Show me each line of the listing below where the word "active" appears.
=== Section Start ===
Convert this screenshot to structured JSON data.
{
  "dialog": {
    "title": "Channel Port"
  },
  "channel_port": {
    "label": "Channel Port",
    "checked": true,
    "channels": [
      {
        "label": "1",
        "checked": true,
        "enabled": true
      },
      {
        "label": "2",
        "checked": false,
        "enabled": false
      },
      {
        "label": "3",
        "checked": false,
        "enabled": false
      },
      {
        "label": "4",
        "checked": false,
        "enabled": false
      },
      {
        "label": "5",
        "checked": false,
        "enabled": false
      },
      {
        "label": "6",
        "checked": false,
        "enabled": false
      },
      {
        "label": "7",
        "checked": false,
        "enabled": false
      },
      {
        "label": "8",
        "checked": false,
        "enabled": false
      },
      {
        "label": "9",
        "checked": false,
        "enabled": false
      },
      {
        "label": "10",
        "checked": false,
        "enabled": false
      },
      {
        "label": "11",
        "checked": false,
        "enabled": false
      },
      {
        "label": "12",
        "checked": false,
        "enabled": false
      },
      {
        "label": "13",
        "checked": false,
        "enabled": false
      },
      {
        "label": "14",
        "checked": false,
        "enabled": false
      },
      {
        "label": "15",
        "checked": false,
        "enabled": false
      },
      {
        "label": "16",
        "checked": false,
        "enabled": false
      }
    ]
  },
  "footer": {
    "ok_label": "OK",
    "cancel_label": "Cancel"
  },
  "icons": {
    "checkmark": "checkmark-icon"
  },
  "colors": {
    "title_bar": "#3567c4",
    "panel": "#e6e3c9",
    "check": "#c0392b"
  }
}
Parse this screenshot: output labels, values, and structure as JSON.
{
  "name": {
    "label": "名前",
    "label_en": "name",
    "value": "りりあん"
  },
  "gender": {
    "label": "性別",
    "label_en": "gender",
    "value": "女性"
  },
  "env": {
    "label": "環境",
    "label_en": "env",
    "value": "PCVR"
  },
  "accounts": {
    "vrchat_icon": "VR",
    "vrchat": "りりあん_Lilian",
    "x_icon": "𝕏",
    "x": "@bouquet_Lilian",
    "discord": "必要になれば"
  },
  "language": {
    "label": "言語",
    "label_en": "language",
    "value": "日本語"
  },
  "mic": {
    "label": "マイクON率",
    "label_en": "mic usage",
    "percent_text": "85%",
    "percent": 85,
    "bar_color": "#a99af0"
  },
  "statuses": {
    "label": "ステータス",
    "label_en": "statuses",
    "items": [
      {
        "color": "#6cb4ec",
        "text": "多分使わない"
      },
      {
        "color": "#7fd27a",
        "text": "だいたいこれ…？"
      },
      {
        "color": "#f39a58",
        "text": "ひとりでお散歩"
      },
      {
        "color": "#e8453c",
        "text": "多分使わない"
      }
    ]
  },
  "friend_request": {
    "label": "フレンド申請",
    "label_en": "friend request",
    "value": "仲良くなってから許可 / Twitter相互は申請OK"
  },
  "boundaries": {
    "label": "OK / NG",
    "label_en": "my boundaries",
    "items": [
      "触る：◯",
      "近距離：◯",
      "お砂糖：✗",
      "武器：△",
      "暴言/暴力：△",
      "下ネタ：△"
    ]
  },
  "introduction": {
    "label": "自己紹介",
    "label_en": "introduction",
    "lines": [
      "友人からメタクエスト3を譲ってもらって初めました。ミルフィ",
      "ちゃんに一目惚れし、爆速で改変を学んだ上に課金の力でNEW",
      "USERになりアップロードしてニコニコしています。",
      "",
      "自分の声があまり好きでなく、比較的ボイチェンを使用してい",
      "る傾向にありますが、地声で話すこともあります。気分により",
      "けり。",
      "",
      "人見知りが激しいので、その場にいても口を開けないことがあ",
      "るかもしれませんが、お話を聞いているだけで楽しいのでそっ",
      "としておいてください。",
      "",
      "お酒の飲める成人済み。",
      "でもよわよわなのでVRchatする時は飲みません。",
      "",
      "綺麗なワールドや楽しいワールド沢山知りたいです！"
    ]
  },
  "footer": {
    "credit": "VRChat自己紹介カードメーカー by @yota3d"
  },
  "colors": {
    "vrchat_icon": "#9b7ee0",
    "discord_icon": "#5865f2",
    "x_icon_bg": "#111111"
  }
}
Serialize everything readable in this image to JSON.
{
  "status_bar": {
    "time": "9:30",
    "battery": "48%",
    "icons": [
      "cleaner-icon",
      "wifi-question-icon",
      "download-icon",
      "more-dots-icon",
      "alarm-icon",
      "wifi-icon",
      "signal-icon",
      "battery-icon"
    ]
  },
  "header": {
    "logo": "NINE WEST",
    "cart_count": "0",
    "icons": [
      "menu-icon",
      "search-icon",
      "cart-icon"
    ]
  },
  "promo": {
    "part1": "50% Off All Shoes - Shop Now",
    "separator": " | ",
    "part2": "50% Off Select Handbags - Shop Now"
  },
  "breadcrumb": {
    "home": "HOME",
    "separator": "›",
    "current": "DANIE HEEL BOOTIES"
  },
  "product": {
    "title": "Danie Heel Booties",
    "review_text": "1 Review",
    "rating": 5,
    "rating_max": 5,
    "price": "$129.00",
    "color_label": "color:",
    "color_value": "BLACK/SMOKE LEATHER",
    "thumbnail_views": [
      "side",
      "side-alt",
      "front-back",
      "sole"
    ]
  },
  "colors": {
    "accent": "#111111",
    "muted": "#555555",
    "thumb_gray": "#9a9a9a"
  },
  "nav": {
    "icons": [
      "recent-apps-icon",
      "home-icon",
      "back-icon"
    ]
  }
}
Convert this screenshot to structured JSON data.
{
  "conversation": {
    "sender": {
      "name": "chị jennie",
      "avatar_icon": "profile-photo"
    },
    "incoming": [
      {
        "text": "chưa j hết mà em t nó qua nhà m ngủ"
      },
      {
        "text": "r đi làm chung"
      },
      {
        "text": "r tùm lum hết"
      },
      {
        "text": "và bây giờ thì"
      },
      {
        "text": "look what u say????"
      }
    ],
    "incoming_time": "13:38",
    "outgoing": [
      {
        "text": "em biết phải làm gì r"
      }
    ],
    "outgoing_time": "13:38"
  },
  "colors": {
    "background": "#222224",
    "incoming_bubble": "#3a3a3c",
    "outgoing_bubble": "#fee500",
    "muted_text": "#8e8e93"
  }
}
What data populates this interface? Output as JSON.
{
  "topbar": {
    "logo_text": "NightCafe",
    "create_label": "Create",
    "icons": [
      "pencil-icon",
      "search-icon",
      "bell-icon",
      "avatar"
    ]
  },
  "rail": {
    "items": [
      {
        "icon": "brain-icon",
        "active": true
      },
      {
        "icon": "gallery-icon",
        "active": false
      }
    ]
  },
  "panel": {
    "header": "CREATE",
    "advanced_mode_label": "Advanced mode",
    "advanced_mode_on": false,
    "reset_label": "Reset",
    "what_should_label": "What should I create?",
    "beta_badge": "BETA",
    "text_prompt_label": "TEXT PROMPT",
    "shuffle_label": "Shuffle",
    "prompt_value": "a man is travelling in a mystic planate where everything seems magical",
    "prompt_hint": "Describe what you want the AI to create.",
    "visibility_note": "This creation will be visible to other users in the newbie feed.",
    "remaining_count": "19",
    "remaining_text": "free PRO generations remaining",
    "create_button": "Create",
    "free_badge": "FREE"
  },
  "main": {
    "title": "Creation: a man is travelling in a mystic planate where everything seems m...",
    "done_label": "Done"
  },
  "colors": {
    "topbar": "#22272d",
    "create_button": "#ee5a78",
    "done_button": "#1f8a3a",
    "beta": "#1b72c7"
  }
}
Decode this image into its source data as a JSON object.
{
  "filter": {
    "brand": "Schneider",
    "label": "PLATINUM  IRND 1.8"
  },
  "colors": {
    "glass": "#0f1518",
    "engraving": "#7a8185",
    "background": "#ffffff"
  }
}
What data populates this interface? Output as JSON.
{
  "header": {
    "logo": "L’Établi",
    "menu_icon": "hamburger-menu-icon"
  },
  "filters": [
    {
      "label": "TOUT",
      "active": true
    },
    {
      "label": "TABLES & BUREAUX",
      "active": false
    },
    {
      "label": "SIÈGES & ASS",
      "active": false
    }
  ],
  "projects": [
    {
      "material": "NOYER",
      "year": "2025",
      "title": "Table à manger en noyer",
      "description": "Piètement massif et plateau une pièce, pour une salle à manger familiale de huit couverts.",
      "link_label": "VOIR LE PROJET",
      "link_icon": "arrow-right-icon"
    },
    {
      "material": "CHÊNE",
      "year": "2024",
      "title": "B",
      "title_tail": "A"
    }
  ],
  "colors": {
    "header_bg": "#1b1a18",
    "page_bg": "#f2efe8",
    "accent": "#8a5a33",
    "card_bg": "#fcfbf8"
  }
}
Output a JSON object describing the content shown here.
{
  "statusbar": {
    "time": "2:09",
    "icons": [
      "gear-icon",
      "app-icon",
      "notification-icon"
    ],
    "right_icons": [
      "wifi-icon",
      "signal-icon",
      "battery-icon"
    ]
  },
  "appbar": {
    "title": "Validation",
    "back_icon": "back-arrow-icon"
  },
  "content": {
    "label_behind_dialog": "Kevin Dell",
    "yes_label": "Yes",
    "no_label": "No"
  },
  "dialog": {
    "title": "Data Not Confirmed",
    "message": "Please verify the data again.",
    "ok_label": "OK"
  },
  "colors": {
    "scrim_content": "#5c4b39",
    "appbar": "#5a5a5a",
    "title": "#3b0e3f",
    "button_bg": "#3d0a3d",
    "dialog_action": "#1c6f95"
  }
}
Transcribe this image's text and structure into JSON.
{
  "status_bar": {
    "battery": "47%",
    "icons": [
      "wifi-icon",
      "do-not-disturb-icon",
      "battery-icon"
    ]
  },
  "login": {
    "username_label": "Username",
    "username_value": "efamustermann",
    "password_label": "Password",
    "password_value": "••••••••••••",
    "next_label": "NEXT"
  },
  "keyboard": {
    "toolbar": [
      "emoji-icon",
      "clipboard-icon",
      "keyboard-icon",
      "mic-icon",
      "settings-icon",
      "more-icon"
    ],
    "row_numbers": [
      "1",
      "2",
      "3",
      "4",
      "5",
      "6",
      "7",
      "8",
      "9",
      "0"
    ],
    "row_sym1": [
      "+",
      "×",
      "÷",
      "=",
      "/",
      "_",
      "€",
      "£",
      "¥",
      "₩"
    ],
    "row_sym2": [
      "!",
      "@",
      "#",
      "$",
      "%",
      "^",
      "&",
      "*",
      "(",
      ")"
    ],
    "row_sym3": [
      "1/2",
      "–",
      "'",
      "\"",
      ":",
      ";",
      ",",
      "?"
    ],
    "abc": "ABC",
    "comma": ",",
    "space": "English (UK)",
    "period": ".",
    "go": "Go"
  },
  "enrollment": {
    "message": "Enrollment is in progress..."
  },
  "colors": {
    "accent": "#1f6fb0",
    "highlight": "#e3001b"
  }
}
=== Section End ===
Written solution -
        "active": true
        "active": false
      "active": true
      "active": false
      "active": false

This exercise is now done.